Data supplied
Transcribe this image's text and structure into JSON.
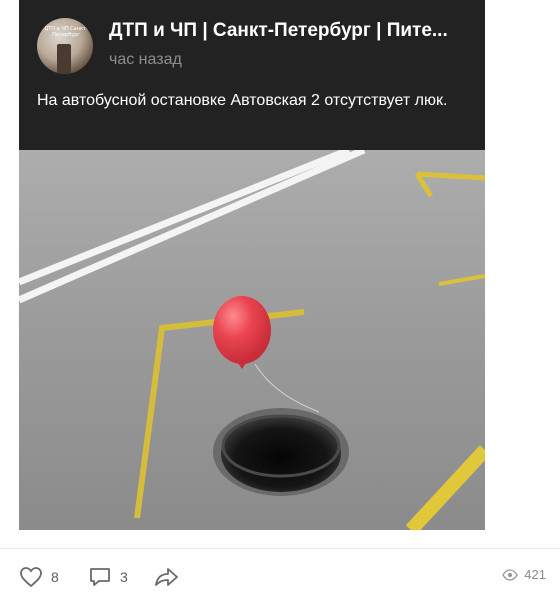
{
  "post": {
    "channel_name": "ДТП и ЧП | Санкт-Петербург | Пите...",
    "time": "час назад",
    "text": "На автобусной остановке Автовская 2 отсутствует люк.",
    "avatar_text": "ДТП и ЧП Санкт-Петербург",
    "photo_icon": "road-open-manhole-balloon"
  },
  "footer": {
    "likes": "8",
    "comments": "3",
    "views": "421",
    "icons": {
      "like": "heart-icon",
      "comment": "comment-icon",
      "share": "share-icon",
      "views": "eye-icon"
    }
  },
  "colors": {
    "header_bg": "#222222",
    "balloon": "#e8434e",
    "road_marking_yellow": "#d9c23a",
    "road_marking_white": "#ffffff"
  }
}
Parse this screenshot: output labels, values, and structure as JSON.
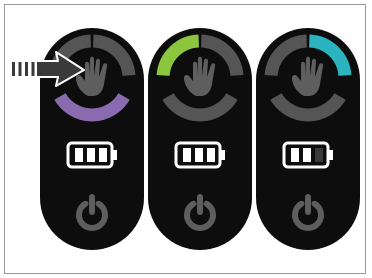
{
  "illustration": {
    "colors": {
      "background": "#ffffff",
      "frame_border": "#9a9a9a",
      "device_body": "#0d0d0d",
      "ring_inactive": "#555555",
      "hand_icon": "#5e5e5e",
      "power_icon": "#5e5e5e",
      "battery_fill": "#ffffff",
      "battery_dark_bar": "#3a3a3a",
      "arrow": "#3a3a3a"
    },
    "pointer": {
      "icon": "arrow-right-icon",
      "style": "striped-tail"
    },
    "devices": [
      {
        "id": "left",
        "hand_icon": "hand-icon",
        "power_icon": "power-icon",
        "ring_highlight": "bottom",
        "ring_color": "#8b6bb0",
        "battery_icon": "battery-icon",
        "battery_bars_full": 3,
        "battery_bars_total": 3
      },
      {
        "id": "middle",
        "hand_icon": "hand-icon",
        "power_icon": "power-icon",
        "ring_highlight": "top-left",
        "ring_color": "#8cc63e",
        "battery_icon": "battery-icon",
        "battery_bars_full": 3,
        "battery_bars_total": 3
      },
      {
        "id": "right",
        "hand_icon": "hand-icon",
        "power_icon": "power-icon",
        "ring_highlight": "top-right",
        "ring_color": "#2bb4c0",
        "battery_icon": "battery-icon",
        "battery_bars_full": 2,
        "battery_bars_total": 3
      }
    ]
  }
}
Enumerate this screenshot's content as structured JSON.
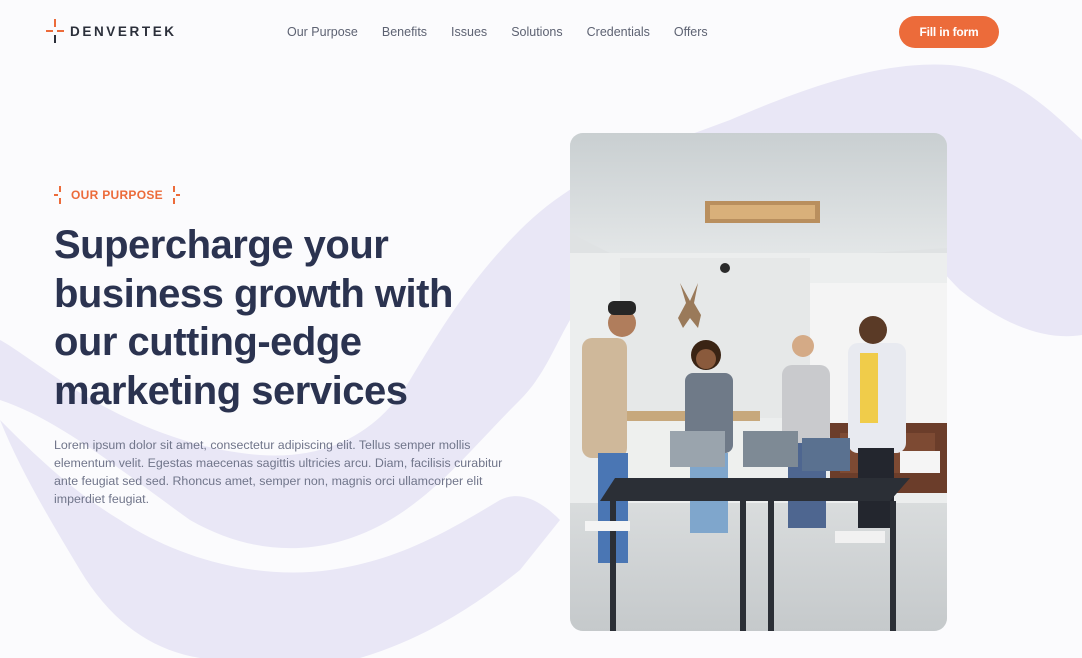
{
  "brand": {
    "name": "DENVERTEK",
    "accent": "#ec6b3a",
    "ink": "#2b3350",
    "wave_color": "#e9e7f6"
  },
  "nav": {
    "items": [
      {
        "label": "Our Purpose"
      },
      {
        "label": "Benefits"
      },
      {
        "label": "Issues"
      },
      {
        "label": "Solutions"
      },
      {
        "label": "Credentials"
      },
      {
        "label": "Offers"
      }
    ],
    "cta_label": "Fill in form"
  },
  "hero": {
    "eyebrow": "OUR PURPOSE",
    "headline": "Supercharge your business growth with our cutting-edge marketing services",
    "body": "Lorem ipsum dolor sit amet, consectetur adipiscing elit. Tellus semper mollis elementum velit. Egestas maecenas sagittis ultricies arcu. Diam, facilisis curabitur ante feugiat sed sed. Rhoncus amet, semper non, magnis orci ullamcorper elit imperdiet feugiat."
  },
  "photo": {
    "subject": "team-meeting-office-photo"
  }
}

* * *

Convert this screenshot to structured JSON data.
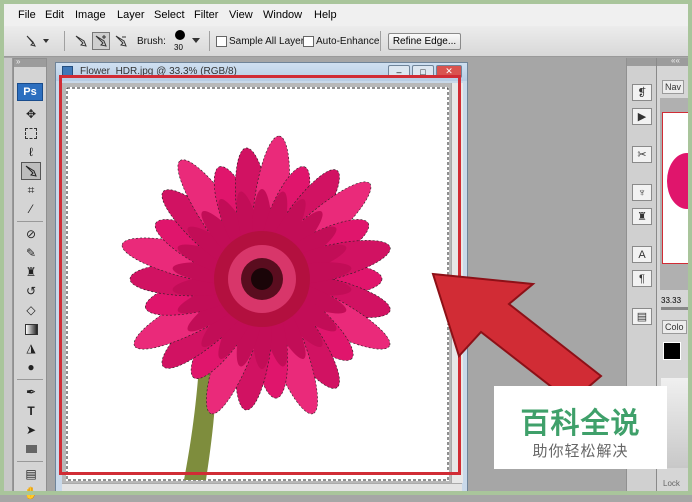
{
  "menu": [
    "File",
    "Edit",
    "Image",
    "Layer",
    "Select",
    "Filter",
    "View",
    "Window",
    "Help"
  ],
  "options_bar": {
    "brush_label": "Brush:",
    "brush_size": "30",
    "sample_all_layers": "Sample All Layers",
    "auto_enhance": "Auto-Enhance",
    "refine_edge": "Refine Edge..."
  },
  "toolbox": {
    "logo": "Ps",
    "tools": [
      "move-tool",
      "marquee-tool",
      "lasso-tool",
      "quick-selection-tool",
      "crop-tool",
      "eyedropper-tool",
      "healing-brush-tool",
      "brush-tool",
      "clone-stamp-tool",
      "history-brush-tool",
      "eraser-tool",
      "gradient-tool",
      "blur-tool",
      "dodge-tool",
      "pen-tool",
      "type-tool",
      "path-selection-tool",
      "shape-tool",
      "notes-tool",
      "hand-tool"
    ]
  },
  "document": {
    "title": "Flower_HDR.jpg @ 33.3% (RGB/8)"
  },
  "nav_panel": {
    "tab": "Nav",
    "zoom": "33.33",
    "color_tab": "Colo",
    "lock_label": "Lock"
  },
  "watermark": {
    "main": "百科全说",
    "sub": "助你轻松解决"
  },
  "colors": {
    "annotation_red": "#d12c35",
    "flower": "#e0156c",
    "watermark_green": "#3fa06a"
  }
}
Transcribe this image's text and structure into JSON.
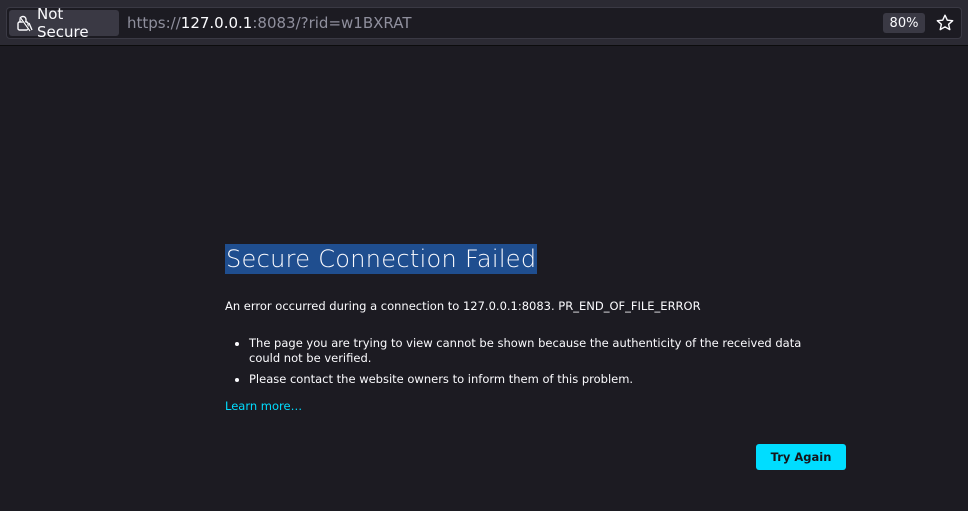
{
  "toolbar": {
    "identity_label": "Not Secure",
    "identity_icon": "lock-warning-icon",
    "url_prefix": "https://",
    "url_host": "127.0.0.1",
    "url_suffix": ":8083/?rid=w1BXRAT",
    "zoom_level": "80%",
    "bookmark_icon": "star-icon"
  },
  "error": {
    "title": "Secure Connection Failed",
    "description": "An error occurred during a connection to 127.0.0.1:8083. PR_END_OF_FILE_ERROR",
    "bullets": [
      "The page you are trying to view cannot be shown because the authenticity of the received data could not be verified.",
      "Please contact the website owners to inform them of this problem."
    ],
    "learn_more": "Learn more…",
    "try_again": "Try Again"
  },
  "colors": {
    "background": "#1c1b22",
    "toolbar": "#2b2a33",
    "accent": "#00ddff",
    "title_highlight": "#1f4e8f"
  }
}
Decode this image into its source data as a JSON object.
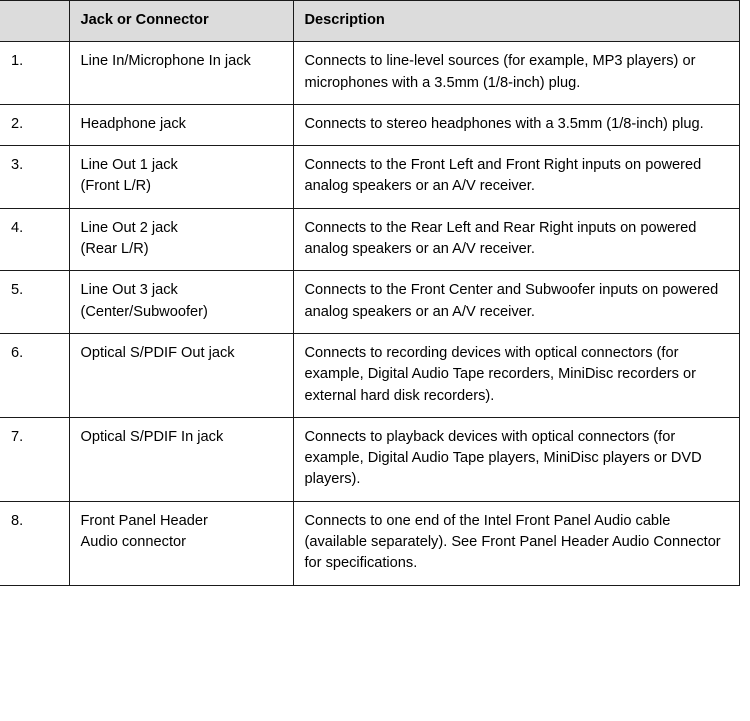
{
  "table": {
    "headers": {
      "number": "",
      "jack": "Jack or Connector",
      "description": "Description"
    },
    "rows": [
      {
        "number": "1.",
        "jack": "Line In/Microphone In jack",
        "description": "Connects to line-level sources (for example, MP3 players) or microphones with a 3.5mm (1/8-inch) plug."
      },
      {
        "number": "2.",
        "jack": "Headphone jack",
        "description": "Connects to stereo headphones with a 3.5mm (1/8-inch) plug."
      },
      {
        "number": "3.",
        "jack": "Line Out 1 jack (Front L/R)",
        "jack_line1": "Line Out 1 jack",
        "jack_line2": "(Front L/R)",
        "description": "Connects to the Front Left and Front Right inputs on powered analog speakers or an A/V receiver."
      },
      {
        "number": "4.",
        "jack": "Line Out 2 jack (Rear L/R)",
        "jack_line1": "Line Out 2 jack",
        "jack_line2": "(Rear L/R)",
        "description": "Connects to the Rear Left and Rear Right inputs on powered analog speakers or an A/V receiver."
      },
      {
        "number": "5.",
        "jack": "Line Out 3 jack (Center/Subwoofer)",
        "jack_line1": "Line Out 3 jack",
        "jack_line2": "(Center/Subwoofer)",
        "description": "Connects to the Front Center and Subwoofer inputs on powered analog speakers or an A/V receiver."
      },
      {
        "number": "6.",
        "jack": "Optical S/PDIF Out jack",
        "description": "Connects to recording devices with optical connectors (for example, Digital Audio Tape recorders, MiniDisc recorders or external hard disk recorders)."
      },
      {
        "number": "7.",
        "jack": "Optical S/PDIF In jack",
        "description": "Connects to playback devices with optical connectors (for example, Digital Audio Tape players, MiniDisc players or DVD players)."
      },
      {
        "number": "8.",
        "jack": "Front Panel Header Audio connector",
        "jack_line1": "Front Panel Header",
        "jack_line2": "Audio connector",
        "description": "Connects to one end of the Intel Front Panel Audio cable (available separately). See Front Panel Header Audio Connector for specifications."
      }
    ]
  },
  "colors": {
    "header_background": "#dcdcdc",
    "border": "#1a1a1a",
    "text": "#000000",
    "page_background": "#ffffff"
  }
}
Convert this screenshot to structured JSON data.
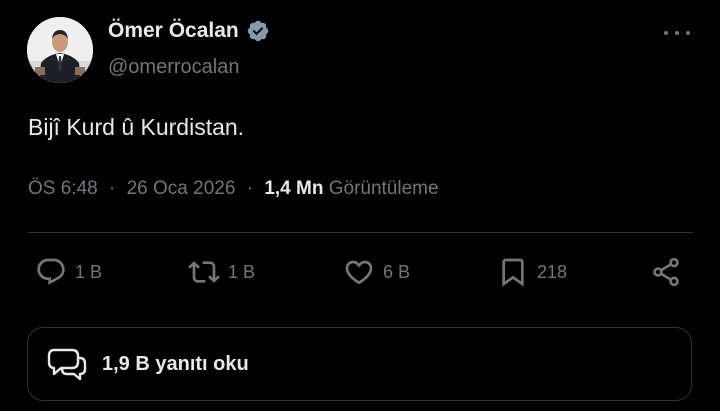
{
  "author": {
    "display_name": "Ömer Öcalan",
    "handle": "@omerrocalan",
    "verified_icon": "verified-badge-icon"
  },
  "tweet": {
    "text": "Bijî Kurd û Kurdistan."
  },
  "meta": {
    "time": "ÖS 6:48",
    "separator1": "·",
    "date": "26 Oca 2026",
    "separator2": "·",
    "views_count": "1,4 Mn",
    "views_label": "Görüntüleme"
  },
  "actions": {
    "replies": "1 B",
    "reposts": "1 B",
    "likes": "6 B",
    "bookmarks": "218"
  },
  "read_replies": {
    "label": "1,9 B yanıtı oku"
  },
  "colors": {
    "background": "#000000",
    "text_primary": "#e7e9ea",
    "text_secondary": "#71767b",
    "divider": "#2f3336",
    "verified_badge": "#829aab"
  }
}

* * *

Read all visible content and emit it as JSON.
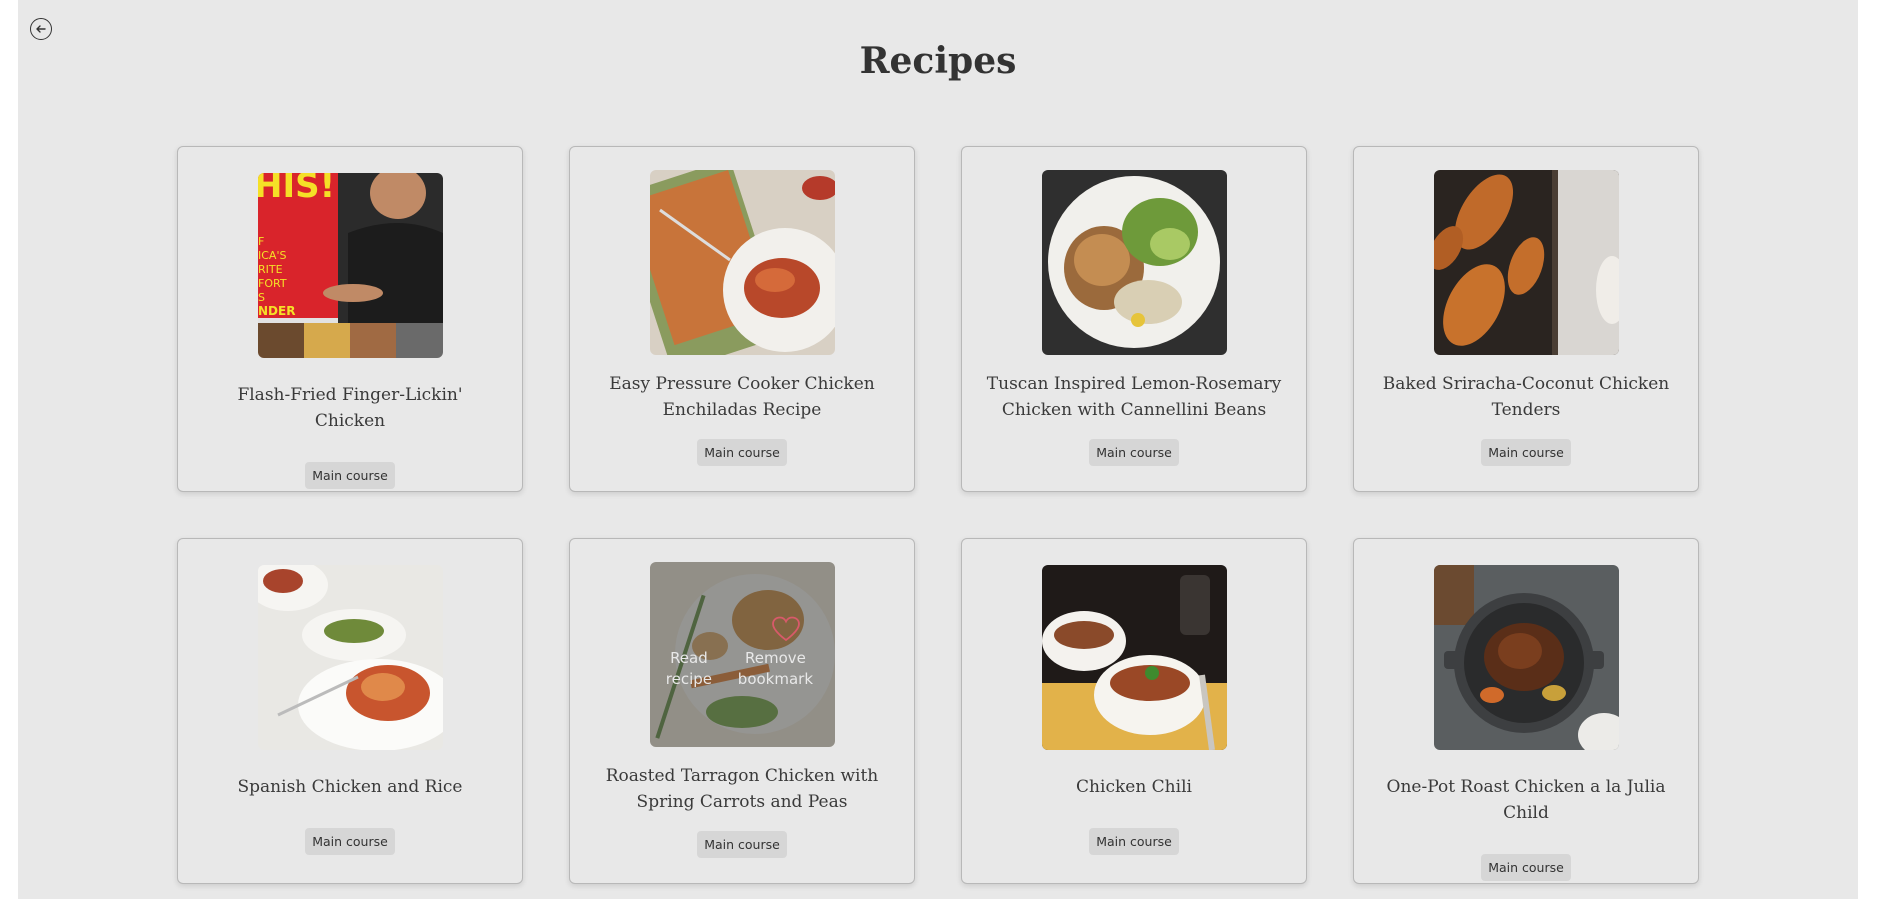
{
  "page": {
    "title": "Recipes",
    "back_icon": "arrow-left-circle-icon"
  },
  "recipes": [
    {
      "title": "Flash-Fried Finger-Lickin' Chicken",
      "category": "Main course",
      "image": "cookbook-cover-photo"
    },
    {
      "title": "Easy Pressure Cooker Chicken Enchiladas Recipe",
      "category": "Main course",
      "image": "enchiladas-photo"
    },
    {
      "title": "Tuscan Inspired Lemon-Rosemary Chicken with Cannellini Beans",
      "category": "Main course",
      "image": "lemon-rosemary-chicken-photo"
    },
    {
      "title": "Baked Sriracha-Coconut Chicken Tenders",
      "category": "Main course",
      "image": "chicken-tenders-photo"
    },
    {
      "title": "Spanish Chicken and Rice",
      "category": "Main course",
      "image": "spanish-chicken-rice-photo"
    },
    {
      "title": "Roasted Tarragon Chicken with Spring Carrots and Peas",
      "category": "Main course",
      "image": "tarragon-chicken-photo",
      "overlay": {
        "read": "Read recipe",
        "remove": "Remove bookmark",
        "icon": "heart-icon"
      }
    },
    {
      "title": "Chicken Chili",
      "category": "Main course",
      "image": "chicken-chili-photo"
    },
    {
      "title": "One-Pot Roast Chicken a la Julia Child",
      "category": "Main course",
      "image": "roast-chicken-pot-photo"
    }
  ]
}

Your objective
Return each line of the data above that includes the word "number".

Response area
      "number": "",
        "number": "1.",
        "number": "2.",
        "number": "3.",
        "number": "4.",
        "number": "5.",
        "number": "6.",
        "number": "7.",
        "number": "8.",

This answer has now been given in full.